"No," John whispers, numbness sipping through his every bone. "No, I haven't."

"I don't have to remind you, I hope, that the second you hear from him, you will let me know."

"Of course," John answers, though later he cannot recall ever having spoken, or even when exactly Mycroft has left the flat. When John comes to, he's alone in the flat, in silence, and with the knowledge that Sherlock is out there still, and utterly alone. Or worse, with Moriarty.

Sherlock. Sherlock's done it. He's finally gotten to Moriarty, except now he's missing and gone again and, no. God, no.

John buries his head under his hands. There's still nothing he can do to help. While Sherlock's gone on to fight, all John's done has been to wait. All he can do now, still, is wait. That's all he knows how to do.

Until he comes back. When he comes back. Until then, John waits and bears every excruciating day just as he has done so far.

Every tick of the clock, just like all of his everyday things, feels like a thousand little deaths.

One afternoon, John is reading a medical journal over his lunch at their Chinese restaurant, when someone slides onto the seat across from him.

"Hello, John."

The journal slips from John's hands and drops to the floor. A plate of dim sum follows it and empties its content onto the open pages.

"Uh, well, that's a horrifyingly ill-researched article anyway. You'd be well advised to skip it altogether."

John's not sure whether his voice would work, but it manages to produce something that sounds somewhat close to words, "Would I be?"

"Oh yes. That entire research on the limitation of human pulmonary functions is demonstratively fallacious."

It's Sherlock's voice speaking to him; those ever-familiar gray blue eyes are also his, and it's Sherlock, all of him, from the mop of his unbelievably unruly hair to those overly large sized feet currently bumping against John's. John can't quite make himself believe any of them.

"John," Sherlock says, a little uncertainly this time.

And it is Sherlock. It truly is him, and John - John begins to laugh, hard, and he cannot stop, not until the tears in his eyes can easily be justified.

"Well, I've missed you, too," Sherlock says drily, but even though John's eyes are too blurred to tell, John feels it in Sherlock's voice, the same tremble he himself feels in his chest.

John blindly grasps at the collar of Sherlock's coat and pulls him forward, not minding that more plates are following the example of the dim sum plate onto the floor. "Never again, do you hear me? Never again. Never."

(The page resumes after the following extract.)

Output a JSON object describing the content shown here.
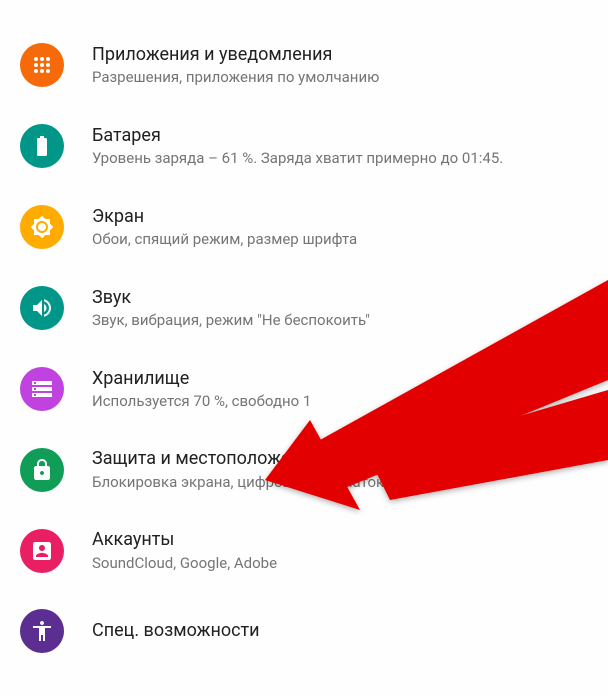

"No," Sherlock promises, and his voice, too, is frayed around the edges. "No. Never again."

Sherlock's hands, no longer hesitant, are around John's shoulders. The grips are tight, as if they're making sure John's tangible and whole in front of him.

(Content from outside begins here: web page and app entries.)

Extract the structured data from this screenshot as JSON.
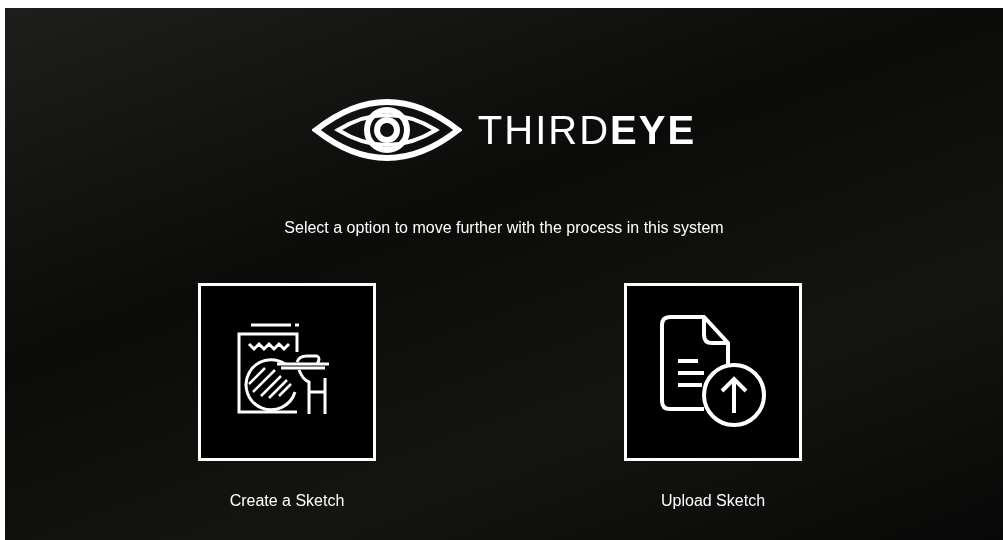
{
  "logo": {
    "wordmark": "THIRD**EYE**"
  },
  "prompt": "Select a option to move further with the process in this system",
  "options": [
    {
      "kind": "sketch",
      "label": "Create a Sketch"
    },
    {
      "kind": "upload",
      "label": "Upload Sketch"
    }
  ]
}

"Moriarty?" John asks, eventually, once he can speak again.

Sherlock's eyes harden at the mention of the name. "He's been taken care of. I'll not let him take away one more second of our time."

John leans back and observes his friend. Sherlock looks older, weathered down, but not beaten down. His eyes, still sharp, seem kinder, deeper, and maybe more haunted, but there will be time to change that. There's an angry, red gash over his right wrist and another against his left temple. John wants to ask what's happened. He wants to kiss them. But there will be time for that, too. They have that time now. He sees Sherlock doing the same, cataloguing John's every feature, memorizing them all over again and set them against his memory.

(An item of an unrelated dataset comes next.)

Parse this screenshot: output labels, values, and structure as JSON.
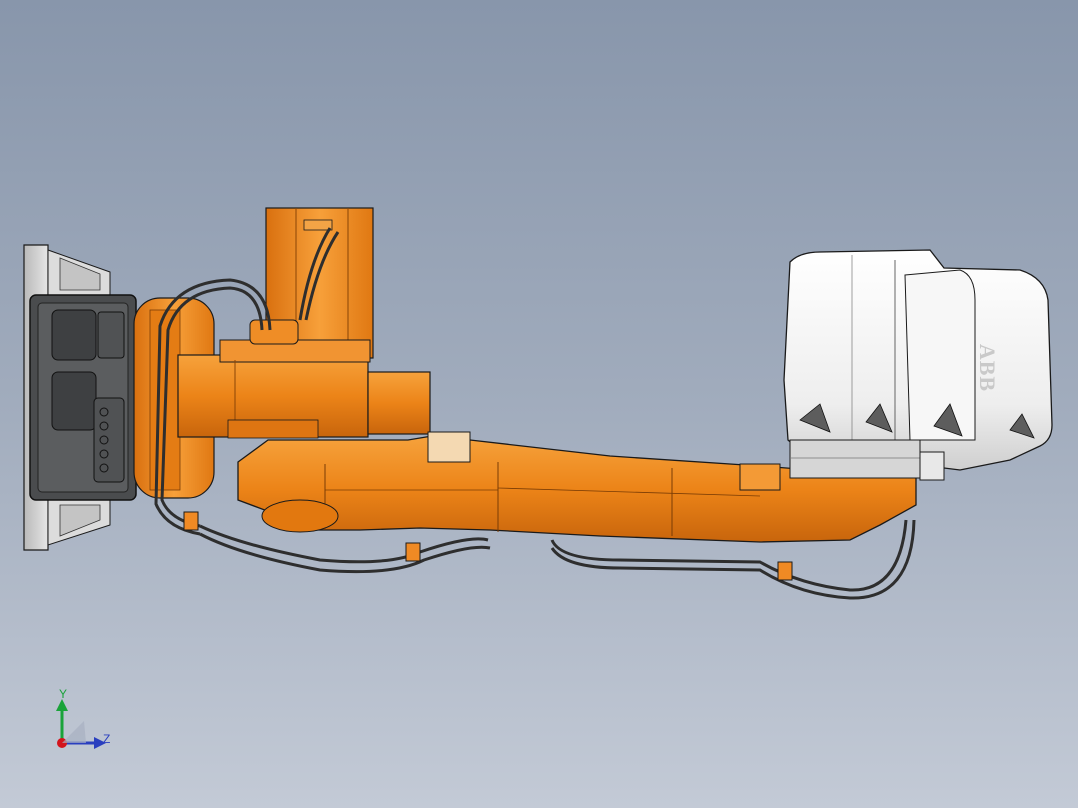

Sherlock catches his look; he clears his throat and raises an eyebrow. "How attached are to your lunch?"

"Considering it's mostly gracing the floor right now, not so much. Why?"

"There seems to be a case, a development, even, that's obviously so beyond anything Lestrade's capable of solving himself -"

"- That you feel obligated to give him a hand?" John smiles. It's been so long that he's forgotten what it feels like.

"Or, two, actually. If your practice can spare you for an hour or two, that is. Can it?"

"There's a chance I may regret this, but I will tell you this once and for all: Sherlock, you will never have to ask me that again."

The haunted look in Sherlock's eyes is lost as a smile tugs at his lips. "No, I don't suppose I will."